#### [YOUR ASSIGNMENT]
Please restate every record below word for word.

#### [AVAILABLE DATA]

**********

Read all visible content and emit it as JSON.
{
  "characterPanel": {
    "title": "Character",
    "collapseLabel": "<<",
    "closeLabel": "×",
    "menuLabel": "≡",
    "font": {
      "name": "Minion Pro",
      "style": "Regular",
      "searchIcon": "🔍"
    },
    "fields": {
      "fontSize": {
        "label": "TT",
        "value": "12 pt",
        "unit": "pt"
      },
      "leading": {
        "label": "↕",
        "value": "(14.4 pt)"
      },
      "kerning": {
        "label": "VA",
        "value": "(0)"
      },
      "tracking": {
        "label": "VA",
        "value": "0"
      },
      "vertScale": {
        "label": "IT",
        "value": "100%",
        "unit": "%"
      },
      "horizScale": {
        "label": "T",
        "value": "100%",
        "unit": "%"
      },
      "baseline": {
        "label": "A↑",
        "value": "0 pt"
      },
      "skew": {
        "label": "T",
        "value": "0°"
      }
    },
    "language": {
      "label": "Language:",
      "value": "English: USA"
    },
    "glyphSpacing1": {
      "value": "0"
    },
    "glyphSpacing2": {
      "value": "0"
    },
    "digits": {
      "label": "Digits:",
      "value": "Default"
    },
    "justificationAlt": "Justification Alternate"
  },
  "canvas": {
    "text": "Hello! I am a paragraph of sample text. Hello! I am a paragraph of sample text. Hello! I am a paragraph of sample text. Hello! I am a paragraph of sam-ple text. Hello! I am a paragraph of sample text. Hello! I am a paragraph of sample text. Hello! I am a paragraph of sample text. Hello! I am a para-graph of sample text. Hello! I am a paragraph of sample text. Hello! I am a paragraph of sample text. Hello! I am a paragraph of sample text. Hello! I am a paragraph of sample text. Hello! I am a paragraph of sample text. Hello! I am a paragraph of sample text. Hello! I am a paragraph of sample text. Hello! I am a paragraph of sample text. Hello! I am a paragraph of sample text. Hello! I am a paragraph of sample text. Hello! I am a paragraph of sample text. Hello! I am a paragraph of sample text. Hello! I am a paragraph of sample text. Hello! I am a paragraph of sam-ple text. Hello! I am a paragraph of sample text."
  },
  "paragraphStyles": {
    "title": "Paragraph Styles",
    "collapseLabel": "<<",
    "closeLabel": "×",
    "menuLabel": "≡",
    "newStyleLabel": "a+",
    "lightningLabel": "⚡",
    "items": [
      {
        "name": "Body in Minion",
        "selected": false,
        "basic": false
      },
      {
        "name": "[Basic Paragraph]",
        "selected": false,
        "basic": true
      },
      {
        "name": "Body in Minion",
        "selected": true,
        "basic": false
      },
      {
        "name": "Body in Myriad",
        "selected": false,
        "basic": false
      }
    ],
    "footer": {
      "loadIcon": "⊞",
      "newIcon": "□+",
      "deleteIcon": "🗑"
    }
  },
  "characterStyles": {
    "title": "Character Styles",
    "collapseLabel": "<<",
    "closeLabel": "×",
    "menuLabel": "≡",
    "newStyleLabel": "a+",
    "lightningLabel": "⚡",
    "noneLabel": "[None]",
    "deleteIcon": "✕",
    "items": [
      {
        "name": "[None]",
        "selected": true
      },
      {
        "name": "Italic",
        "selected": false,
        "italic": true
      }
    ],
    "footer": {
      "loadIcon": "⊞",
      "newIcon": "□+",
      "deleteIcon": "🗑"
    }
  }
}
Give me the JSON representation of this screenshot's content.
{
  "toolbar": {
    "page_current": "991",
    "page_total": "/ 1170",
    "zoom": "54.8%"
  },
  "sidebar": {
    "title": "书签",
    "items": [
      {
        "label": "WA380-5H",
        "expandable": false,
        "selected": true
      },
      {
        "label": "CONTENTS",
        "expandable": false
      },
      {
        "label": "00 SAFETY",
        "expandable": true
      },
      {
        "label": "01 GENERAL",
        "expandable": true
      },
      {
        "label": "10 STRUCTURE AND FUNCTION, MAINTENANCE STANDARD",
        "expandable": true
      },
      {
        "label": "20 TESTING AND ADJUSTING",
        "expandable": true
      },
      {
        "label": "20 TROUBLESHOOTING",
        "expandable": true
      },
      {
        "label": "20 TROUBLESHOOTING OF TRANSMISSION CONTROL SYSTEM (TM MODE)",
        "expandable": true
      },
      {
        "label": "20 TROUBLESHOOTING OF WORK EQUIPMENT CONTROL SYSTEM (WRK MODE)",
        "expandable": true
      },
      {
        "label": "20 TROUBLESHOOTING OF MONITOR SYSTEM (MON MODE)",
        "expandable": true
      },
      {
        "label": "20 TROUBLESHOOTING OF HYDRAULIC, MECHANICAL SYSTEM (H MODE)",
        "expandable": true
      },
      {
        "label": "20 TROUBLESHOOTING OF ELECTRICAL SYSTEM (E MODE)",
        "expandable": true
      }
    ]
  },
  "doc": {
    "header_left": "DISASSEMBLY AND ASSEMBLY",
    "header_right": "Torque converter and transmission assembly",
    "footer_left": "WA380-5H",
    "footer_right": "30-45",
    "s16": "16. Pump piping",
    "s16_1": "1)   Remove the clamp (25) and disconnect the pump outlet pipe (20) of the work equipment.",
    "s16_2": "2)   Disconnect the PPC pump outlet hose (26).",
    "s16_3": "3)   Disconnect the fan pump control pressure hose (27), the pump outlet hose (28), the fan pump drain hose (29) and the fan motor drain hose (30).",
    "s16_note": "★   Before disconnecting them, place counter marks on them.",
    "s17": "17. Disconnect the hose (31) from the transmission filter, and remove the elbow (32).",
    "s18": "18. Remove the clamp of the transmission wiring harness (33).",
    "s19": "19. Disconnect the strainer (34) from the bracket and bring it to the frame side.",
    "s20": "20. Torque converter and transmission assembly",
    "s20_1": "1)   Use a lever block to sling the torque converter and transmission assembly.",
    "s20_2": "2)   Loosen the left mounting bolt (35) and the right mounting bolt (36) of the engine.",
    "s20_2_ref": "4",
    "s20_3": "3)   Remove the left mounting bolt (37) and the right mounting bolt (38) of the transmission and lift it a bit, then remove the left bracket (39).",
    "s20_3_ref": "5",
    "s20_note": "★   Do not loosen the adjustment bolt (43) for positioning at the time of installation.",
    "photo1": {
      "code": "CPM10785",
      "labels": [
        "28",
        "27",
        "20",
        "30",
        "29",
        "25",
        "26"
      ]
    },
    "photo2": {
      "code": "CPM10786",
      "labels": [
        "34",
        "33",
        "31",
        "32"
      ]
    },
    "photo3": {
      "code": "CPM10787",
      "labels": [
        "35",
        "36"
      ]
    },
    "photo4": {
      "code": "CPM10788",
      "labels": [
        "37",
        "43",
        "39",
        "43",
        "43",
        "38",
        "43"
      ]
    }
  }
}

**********

#### [EXERCISE RESPONSE]
Read all visible content and emit it as JSON.
{
  "characterPanel": {
    "title": "Character",
    "collapseLabel": "<<",
    "closeLabel": "×",
    "menuLabel": "≡",
    "font": {
      "name": "Minion Pro",
      "style": "Regular",
      "searchIcon": "🔍"
    },
    "fields": {
      "fontSize": {
        "label": "TT",
        "value": "12 pt",
        "unit": "pt"
      },
      "leading": {
        "label": "↕",
        "value": "(14.4 pt)"
      },
      "kerning": {
        "label": "VA",
        "value": "(0)"
      },
      "tracking": {
        "label": "VA",
        "value": "0"
      },
      "vertScale": {
        "label": "IT",
        "value": "100%",
        "unit": "%"
      },
      "horizScale": {
        "label": "T",
        "value": "100%",
        "unit": "%"
      },
      "baseline": {
        "label": "A↑",
        "value": "0 pt"
      },
      "skew": {
        "label": "T",
        "value": "0°"
      }
    },
    "language": {
      "label": "Language:",
      "value": "English: USA"
    },
    "glyphSpacing1": {
      "value": "0"
    },
    "glyphSpacing2": {
      "value": "0"
    },
    "digits": {
      "label": "Digits:",
      "value": "Default"
    },
    "justificationAlt": "Justification Alternate"
  },
  "canvas": {
    "text": "Hello! I am a paragraph of sample text. Hello! I am a paragraph of sample text. Hello! I am a paragraph of sample text. Hello! I am a paragraph of sam-ple text. Hello! I am a paragraph of sample text. Hello! I am a paragraph of sample text. Hello! I am a paragraph of sample text. Hello! I am a para-graph of sample text. Hello! I am a paragraph of sample text. Hello! I am a paragraph of sample text. Hello! I am a paragraph of sample text. Hello! I am a paragraph of sample text. Hello! I am a paragraph of sample text. Hello! I am a paragraph of sample text. Hello! I am a paragraph of sample text. Hello! I am a paragraph of sample text. Hello! I am a paragraph of sample text. Hello! I am a paragraph of sample text. Hello! I am a paragraph of sample text. Hello! I am a paragraph of sample text. Hello! I am a paragraph of sample text. Hello! I am a paragraph of sam-ple text. Hello! I am a paragraph of sample text."
  },
  "paragraphStyles": {
    "title": "Paragraph Styles",
    "collapseLabel": "<<",
    "closeLabel": "×",
    "menuLabel": "≡",
    "newStyleLabel": "a+",
    "lightningLabel": "⚡",
    "items": [
      {
        "name": "Body in Minion",
        "selected": false,
        "basic": false
      },
      {
        "name": "[Basic Paragraph]",
        "selected": false,
        "basic": true
      },
      {
        "name": "Body in Minion",
        "selected": true,
        "basic": false
      },
      {
        "name": "Body in Myriad",
        "selected": false,
        "basic": false
      }
    ],
    "footer": {
      "loadIcon": "⊞",
      "newIcon": "□+",
      "deleteIcon": "🗑"
    }
  },
  "characterStyles": {
    "title": "Character Styles",
    "collapseLabel": "<<",
    "closeLabel": "×",
    "menuLabel": "≡",
    "newStyleLabel": "a+",
    "lightningLabel": "⚡",
    "noneLabel": "[None]",
    "deleteIcon": "✕",
    "items": [
      {
        "name": "[None]",
        "selected": true
      },
      {
        "name": "Italic",
        "selected": false,
        "italic": true
      }
    ],
    "footer": {
      "loadIcon": "⊞",
      "newIcon": "□+",
      "deleteIcon": "🗑"
    }
  }
}
Give me the JSON representation of this screenshot's content.
{
  "toolbar": {
    "page_current": "991",
    "page_total": "/ 1170",
    "zoom": "54.8%"
  },
  "sidebar": {
    "title": "书签",
    "items": [
      {
        "label": "WA380-5H",
        "expandable": false,
        "selected": true
      },
      {
        "label": "CONTENTS",
        "expandable": false
      },
      {
        "label": "00 SAFETY",
        "expandable": true
      },
      {
        "label": "01 GENERAL",
        "expandable": true
      },
      {
        "label": "10 STRUCTURE AND FUNCTION, MAINTENANCE STANDARD",
        "expandable": true
      },
      {
        "label": "20 TESTING AND ADJUSTING",
        "expandable": true
      },
      {
        "label": "20 TROUBLESHOOTING",
        "expandable": true
      },
      {
        "label": "20 TROUBLESHOOTING OF TRANSMISSION CONTROL SYSTEM (TM MODE)",
        "expandable": true
      },
      {
        "label": "20 TROUBLESHOOTING OF WORK EQUIPMENT CONTROL SYSTEM (WRK MODE)",
        "expandable": true
      },
      {
        "label": "20 TROUBLESHOOTING OF MONITOR SYSTEM (MON MODE)",
        "expandable": true
      },
      {
        "label": "20 TROUBLESHOOTING OF HYDRAULIC, MECHANICAL SYSTEM (H MODE)",
        "expandable": true
      },
      {
        "label": "20 TROUBLESHOOTING OF ELECTRICAL SYSTEM (E MODE)",
        "expandable": true
      }
    ]
  },
  "doc": {
    "header_left": "DISASSEMBLY AND ASSEMBLY",
    "header_right": "Torque converter and transmission assembly",
    "footer_left": "WA380-5H",
    "footer_right": "30-45",
    "s16": "16. Pump piping",
    "s16_1": "1)   Remove the clamp (25) and disconnect the pump outlet pipe (20) of the work equipment.",
    "s16_2": "2)   Disconnect the PPC pump outlet hose (26).",
    "s16_3": "3)   Disconnect the fan pump control pressure hose (27), the pump outlet hose (28), the fan pump drain hose (29) and the fan motor drain hose (30).",
    "s16_note": "★   Before disconnecting them, place counter marks on them.",
    "s17": "17. Disconnect the hose (31) from the transmission filter, and remove the elbow (32).",
    "s18": "18. Remove the clamp of the transmission wiring harness (33).",
    "s19": "19. Disconnect the strainer (34) from the bracket and bring it to the frame side.",
    "s20": "20. Torque converter and transmission assembly",
    "s20_1": "1)   Use a lever block to sling the torque converter and transmission assembly.",
    "s20_2": "2)   Loosen the left mounting bolt (35) and the right mounting bolt (36) of the engine.",
    "s20_2_ref": "4",
    "s20_3": "3)   Remove the left mounting bolt (37) and the right mounting bolt (38) of the transmission and lift it a bit, then remove the left bracket (39).",
    "s20_3_ref": "5",
    "s20_note": "★   Do not loosen the adjustment bolt (43) for positioning at the time of installation.",
    "photo1": {
      "code": "CPM10785",
      "labels": [
        "28",
        "27",
        "20",
        "30",
        "29",
        "25",
        "26"
      ]
    },
    "photo2": {
      "code": "CPM10786",
      "labels": [
        "34",
        "33",
        "31",
        "32"
      ]
    },
    "photo3": {
      "code": "CPM10787",
      "labels": [
        "35",
        "36"
      ]
    },
    "photo4": {
      "code": "CPM10788",
      "labels": [
        "37",
        "43",
        "39",
        "43",
        "43",
        "38",
        "43"
      ]
    }
  }
}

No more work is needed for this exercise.